jon-peters-book-0905-03Stories of behind-the-scenes drama and the clash of creative egos have always appealed to me. Over the past few years, books like Difficult Men, Pictures at a Revolution, and Marvel: The Untold Story earned a spot on my nightstand with their gossipy takes on artists and wannabe-artists behaving badly, boldly, and blindly. Hit and Run by Nancy Griffin and Kim Masters, which I read this week, tells the story of Sony's disastrous foray into the movie business. But that's not why I'm writing about it. I'm writing about it because it contains a treasure trove of the best kind of Hollywood stories: Jon Peters stories. Jon Peters stories are the best. For those who don't know, Peters, pictured at left carrying his business partner Peter Guber, is a famous Hollywood rags to riches story. A high school drop-out turned hairdresser, Peters became, thanks to then girlfriend Barbra Streisand, a producer on the remake of A Star is Born. Peters used Streisand's clout and his own brand of personal intensity to make the movie about his love affair with Streisand. It was a six million dollar home movie. And it was a hit.
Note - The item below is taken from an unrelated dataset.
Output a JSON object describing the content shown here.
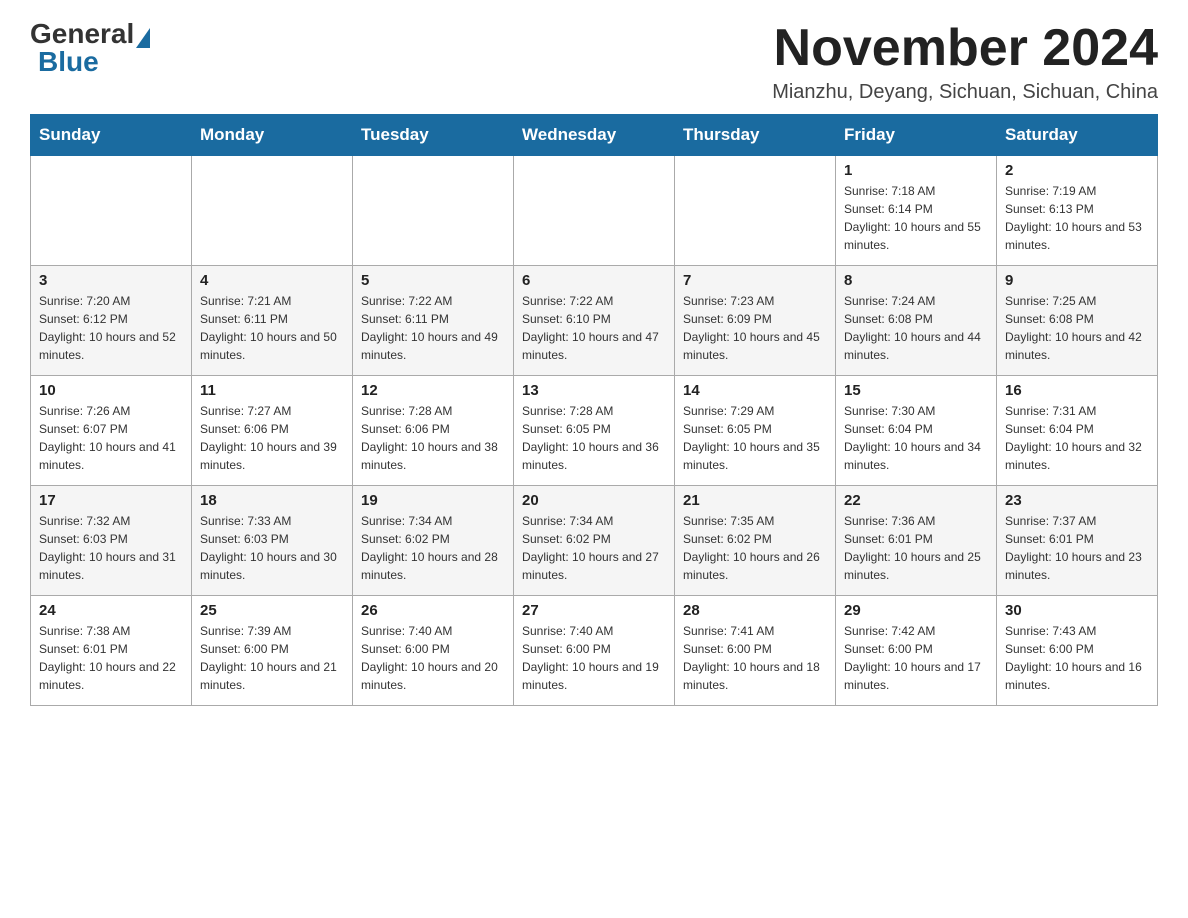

From there, Peters was off and running, using his relationships, his force of will, and his fearsome temper, to become one of the richest and most powerful producers in Hollywood, despite being largely illiterate.

Today, Peters is remembered, if he's remembered at all, as the man who wanted to make a Superman movie where Superman didn't fly, didn't wear his costume, and fought a giant mechanical spider. But in his day, Jon Peters was the 800 pound gorilla. Nobody did it bigger, costlier, or crazier. Hit and Run is full of Jon Peters stories: Jon Peters wooing Swedish supermodel Vendela by sending her a private jet full of flowers. Jon Peters visiting the set of Rain Main and asking Dustin Hoffman whether he played, "the retard or the other guy." Jon Peters breaking the jaw of a marketing executive and then hiding under a desk when the cops came. They don't make them like Jon Peters anymore, nor should they. Hollywood is, was, and will always be, the real Land of Misfit Toys. For a while, Jon Peters was the greatest misfit of all. I'm thankful that a man like him exists, and that I never have to meet him. - Ryan Callahan